*** Opening INPUT FOR THIS TASK ***

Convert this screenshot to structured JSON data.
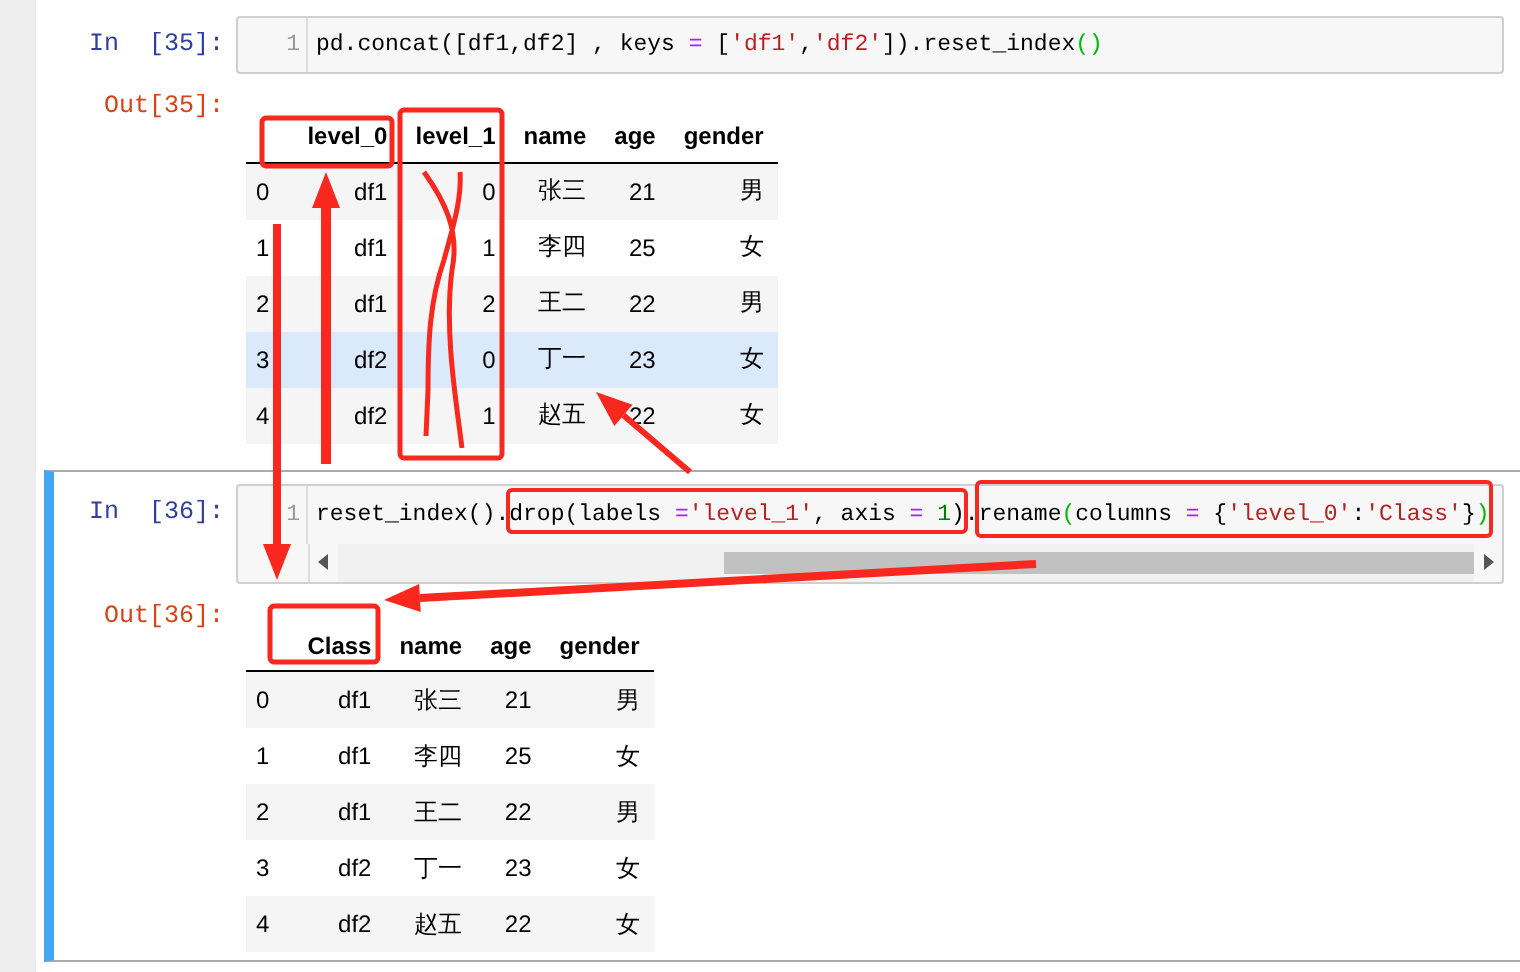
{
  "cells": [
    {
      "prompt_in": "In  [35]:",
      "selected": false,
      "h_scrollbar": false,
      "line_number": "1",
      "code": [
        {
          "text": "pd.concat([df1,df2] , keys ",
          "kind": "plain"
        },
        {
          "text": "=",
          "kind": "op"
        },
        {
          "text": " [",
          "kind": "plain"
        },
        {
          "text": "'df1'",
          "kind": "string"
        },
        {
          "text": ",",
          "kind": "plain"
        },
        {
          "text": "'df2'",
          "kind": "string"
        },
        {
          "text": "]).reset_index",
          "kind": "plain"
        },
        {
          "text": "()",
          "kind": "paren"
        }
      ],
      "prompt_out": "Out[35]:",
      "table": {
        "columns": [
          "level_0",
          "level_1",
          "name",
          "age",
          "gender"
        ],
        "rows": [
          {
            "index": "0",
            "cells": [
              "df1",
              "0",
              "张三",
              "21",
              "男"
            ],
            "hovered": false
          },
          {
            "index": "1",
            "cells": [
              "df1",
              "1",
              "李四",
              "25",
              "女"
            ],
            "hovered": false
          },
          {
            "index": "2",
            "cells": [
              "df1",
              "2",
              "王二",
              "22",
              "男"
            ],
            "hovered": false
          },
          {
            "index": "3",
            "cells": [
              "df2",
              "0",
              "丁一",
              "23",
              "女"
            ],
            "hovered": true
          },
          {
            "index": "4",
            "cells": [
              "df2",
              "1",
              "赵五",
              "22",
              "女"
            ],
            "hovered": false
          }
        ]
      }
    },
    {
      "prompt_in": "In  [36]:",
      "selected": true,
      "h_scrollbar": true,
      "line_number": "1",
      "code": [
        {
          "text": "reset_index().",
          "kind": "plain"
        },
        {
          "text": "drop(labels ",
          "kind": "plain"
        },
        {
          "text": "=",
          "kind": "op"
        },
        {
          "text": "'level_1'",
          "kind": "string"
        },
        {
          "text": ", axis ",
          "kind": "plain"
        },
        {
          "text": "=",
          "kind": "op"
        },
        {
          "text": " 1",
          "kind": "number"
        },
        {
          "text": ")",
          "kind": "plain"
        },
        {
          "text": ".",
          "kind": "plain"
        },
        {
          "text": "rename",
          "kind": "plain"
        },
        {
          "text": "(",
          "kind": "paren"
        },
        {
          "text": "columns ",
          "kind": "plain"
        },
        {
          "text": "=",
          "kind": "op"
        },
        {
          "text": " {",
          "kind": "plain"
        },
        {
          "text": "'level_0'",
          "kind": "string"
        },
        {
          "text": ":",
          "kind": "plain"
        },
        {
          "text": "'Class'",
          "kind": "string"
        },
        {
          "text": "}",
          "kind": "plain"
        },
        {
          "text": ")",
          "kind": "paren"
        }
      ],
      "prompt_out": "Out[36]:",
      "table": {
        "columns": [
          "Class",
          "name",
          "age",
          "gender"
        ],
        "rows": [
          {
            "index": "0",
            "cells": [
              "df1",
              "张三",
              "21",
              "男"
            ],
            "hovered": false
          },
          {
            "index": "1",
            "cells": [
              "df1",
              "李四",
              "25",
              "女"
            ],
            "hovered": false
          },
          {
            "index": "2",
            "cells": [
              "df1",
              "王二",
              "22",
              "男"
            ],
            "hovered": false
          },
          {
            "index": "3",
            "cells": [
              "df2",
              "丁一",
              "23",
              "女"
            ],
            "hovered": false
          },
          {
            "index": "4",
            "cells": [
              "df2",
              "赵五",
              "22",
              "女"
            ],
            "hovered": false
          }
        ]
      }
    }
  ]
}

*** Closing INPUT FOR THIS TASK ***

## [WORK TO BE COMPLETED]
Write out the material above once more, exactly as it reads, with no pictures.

## [ANSWER SECTION]
Convert this screenshot to structured JSON data.
{
  "cells": [
    {
      "prompt_in": "In  [35]:",
      "selected": false,
      "h_scrollbar": false,
      "line_number": "1",
      "code": [
        {
          "text": "pd.concat([df1,df2] , keys ",
          "kind": "plain"
        },
        {
          "text": "=",
          "kind": "op"
        },
        {
          "text": " [",
          "kind": "plain"
        },
        {
          "text": "'df1'",
          "kind": "string"
        },
        {
          "text": ",",
          "kind": "plain"
        },
        {
          "text": "'df2'",
          "kind": "string"
        },
        {
          "text": "]).reset_index",
          "kind": "plain"
        },
        {
          "text": "()",
          "kind": "paren"
        }
      ],
      "prompt_out": "Out[35]:",
      "table": {
        "columns": [
          "level_0",
          "level_1",
          "name",
          "age",
          "gender"
        ],
        "rows": [
          {
            "index": "0",
            "cells": [
              "df1",
              "0",
              "张三",
              "21",
              "男"
            ],
            "hovered": false
          },
          {
            "index": "1",
            "cells": [
              "df1",
              "1",
              "李四",
              "25",
              "女"
            ],
            "hovered": false
          },
          {
            "index": "2",
            "cells": [
              "df1",
              "2",
              "王二",
              "22",
              "男"
            ],
            "hovered": false
          },
          {
            "index": "3",
            "cells": [
              "df2",
              "0",
              "丁一",
              "23",
              "女"
            ],
            "hovered": true
          },
          {
            "index": "4",
            "cells": [
              "df2",
              "1",
              "赵五",
              "22",
              "女"
            ],
            "hovered": false
          }
        ]
      }
    },
    {
      "prompt_in": "In  [36]:",
      "selected": true,
      "h_scrollbar": true,
      "line_number": "1",
      "code": [
        {
          "text": "reset_index().",
          "kind": "plain"
        },
        {
          "text": "drop(labels ",
          "kind": "plain"
        },
        {
          "text": "=",
          "kind": "op"
        },
        {
          "text": "'level_1'",
          "kind": "string"
        },
        {
          "text": ", axis ",
          "kind": "plain"
        },
        {
          "text": "=",
          "kind": "op"
        },
        {
          "text": " 1",
          "kind": "number"
        },
        {
          "text": ")",
          "kind": "plain"
        },
        {
          "text": ".",
          "kind": "plain"
        },
        {
          "text": "rename",
          "kind": "plain"
        },
        {
          "text": "(",
          "kind": "paren"
        },
        {
          "text": "columns ",
          "kind": "plain"
        },
        {
          "text": "=",
          "kind": "op"
        },
        {
          "text": " {",
          "kind": "plain"
        },
        {
          "text": "'level_0'",
          "kind": "string"
        },
        {
          "text": ":",
          "kind": "plain"
        },
        {
          "text": "'Class'",
          "kind": "string"
        },
        {
          "text": "}",
          "kind": "plain"
        },
        {
          "text": ")",
          "kind": "paren"
        }
      ],
      "prompt_out": "Out[36]:",
      "table": {
        "columns": [
          "Class",
          "name",
          "age",
          "gender"
        ],
        "rows": [
          {
            "index": "0",
            "cells": [
              "df1",
              "张三",
              "21",
              "男"
            ],
            "hovered": false
          },
          {
            "index": "1",
            "cells": [
              "df1",
              "李四",
              "25",
              "女"
            ],
            "hovered": false
          },
          {
            "index": "2",
            "cells": [
              "df1",
              "王二",
              "22",
              "男"
            ],
            "hovered": false
          },
          {
            "index": "3",
            "cells": [
              "df2",
              "丁一",
              "23",
              "女"
            ],
            "hovered": false
          },
          {
            "index": "4",
            "cells": [
              "df2",
              "赵五",
              "22",
              "女"
            ],
            "hovered": false
          }
        ]
      }
    }
  ]
}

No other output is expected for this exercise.